But there was more in store as the night progressed. Amma, normally a good sleeper, struggled to fall aslnep. And around 10.30 pm, soon after she had done so, a young orthopaedic surgeon came to check out her leg – provoked I guess by the fact that in her history I had mentioned the hip fracture and the surgery. He did a cursory exam, told me that an X-ray had been ordered and when I asked “For what?” sheepishly said that it was not really indicated and could be cancelled. She once again struggled to fall asleep and around midnight, the attendant comes with a wheelchair saying that Amma has to be taken for an X-ray chest. On enquiry I was told that it was needed before the EPS studies the next day. “But was it not ordered in the afternoon?” I asked? Was there any logic in disturbing the sleep of an old patient for a routine X-ray? I was asking these questions to the wrong people – the staff in duty were only cogs in this giant wheel – and all the Nurse could tell me was that her “turn” had just come. I could imagine this highly efficient 24 h Radiology department where a computer generated queue was honored without fear or favor !! But, I put my foot down and refused to let Amma be moved for an X-ray. It was not taken kindly, but they had no choice.
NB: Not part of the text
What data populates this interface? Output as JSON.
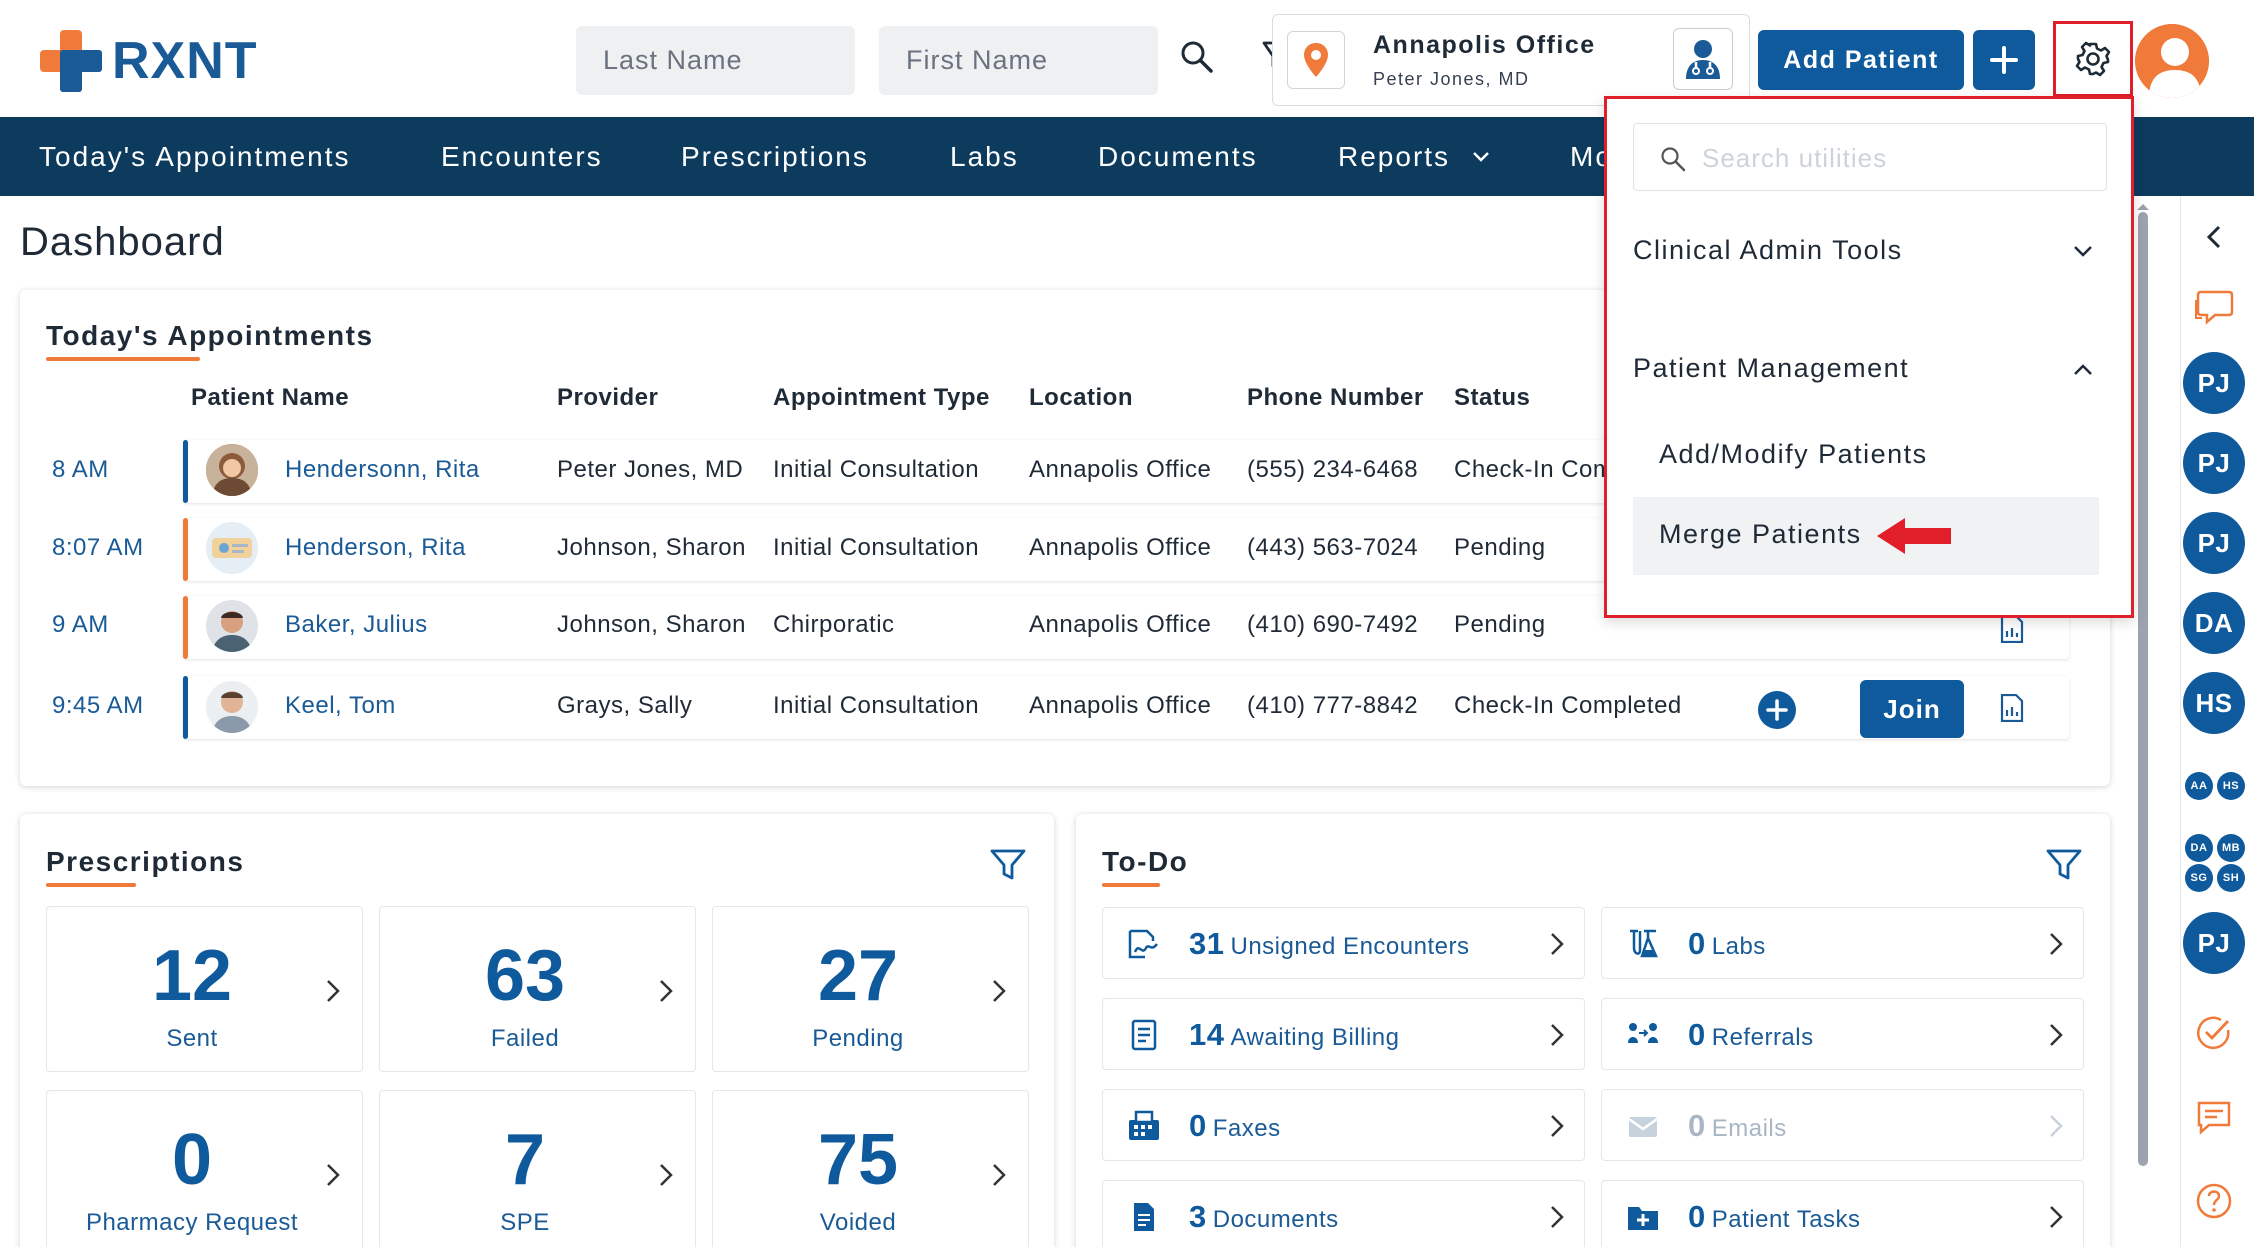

And then at 6 am the nurse woke us up again – the request was to shave the perineal area which really upset my mother!!! And finally sent the alarm bells in my head did go off – at that hour there were no doctors I could talk to and I did not want to wake up my friends !! So, I waited impatiently till I could call friends whose opinion I valued and trusted – and at 8 am informed the staff that I was taking my mother home and did not want any further tests!! This was followed by some feeble “whys” from the nursing staff, no response from the resident doctor (who feels no ownership of the patients, in any case), and finally an uninterested ‘OK, if that’s what you want!” from the Junior Consultant in Neurology.
Although not painful, the process of discharge took another 4 hours – the advance they had taken was large enough for me to get a substantial refund!! But this was a Friday afternoon, and I was told that I could collect the refund cheque after 3 working days. And that terminated a transaction, in which a complaint ( a fall) was dealt with through an algorithm, using the latest technologies – that it was a person who fell and she was bruised and in pain was not something that the algorithm or the technology could address!!
The experience has left me concerned and wondering – can we only be treated in our smaller parts with no heed for the whole? How do I face the times ahead as she – and I too – age and are faced with niggles and piggles which then will not fit into any specific body part with a designated specialist?